Task directions: Give the number of lines in the data that hold the string "visual". Nothing else is needed.
(Beginning of Recorded data)
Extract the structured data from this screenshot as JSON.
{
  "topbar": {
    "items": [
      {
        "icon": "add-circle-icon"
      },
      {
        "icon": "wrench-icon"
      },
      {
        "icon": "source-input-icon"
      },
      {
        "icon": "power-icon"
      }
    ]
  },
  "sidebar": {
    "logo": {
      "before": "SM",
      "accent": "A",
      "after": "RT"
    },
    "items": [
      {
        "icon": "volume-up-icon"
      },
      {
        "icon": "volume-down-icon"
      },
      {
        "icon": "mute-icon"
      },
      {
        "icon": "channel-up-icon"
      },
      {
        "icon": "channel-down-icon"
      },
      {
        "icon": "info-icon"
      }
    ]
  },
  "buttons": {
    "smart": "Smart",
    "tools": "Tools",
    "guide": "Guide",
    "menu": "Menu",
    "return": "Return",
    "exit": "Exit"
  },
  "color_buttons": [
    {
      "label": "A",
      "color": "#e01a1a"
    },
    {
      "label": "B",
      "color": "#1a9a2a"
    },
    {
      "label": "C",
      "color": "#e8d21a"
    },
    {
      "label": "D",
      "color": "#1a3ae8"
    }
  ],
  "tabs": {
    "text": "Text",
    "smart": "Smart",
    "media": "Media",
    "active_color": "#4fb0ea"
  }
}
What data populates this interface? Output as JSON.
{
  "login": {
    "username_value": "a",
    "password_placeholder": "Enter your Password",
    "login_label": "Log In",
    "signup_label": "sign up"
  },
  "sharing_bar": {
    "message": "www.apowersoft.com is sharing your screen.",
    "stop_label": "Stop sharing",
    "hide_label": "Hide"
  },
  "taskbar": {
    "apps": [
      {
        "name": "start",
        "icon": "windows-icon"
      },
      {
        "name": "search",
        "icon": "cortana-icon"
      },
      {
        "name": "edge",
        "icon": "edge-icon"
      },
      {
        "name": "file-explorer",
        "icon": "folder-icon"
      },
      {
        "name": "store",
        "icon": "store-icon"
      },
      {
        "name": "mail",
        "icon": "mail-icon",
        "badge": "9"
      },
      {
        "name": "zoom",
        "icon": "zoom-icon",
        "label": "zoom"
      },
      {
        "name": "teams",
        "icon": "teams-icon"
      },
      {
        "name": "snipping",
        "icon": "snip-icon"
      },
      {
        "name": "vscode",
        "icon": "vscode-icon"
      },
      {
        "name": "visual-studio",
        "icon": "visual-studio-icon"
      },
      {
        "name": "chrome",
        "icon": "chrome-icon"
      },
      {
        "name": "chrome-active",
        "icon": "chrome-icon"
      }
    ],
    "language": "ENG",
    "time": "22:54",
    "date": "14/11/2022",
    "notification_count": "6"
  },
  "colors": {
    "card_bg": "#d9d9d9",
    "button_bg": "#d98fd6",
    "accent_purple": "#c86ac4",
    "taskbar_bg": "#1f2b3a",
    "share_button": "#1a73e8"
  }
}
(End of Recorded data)
Answer box: 2